▶ EXERCISE AIM: When you reach a picture, skip it, and retype every line below exactly.

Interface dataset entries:

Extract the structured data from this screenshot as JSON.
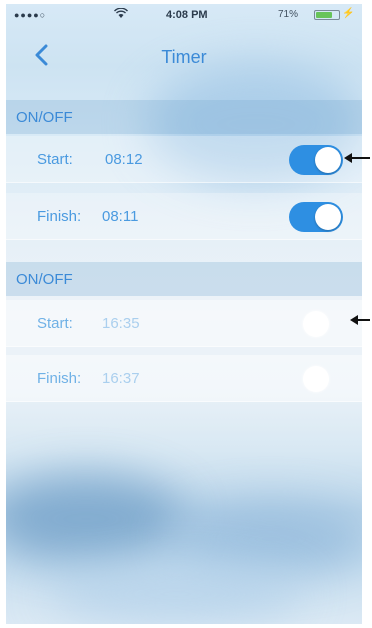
{
  "status_bar": {
    "signal_dots": "●●●●○",
    "wifi_icon": "wifi-icon",
    "time": "4:08 PM",
    "battery_percent": "71%",
    "battery_level": 0.71
  },
  "nav": {
    "back_icon": "chevron-left-icon",
    "back_glyph": "‹",
    "title": "Timer"
  },
  "timers": [
    {
      "header": "ON/OFF",
      "start_label": "Start:",
      "start_time": "08:12",
      "start_enabled": true,
      "finish_label": "Finish:",
      "finish_time": "08:11",
      "finish_enabled": true
    },
    {
      "header": "ON/OFF",
      "start_label": "Start:",
      "start_time": "16:35",
      "start_enabled": false,
      "finish_label": "Finish:",
      "finish_time": "16:37",
      "finish_enabled": false
    }
  ],
  "colors": {
    "accent": "#3b8ad7",
    "toggle_on": "#2e8fe2"
  }
}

▶ OUTPUT FOR THIS EXERCISE:
Extract the structured data from this screenshot as JSON.
{
  "status_bar": {
    "signal_dots": "●●●●○",
    "wifi_icon": "wifi-icon",
    "time": "4:08 PM",
    "battery_percent": "71%",
    "battery_level": 0.71
  },
  "nav": {
    "back_icon": "chevron-left-icon",
    "back_glyph": "‹",
    "title": "Timer"
  },
  "timers": [
    {
      "header": "ON/OFF",
      "start_label": "Start:",
      "start_time": "08:12",
      "start_enabled": true,
      "finish_label": "Finish:",
      "finish_time": "08:11",
      "finish_enabled": true
    },
    {
      "header": "ON/OFF",
      "start_label": "Start:",
      "start_time": "16:35",
      "start_enabled": false,
      "finish_label": "Finish:",
      "finish_time": "16:37",
      "finish_enabled": false
    }
  ],
  "colors": {
    "accent": "#3b8ad7",
    "toggle_on": "#2e8fe2"
  }
}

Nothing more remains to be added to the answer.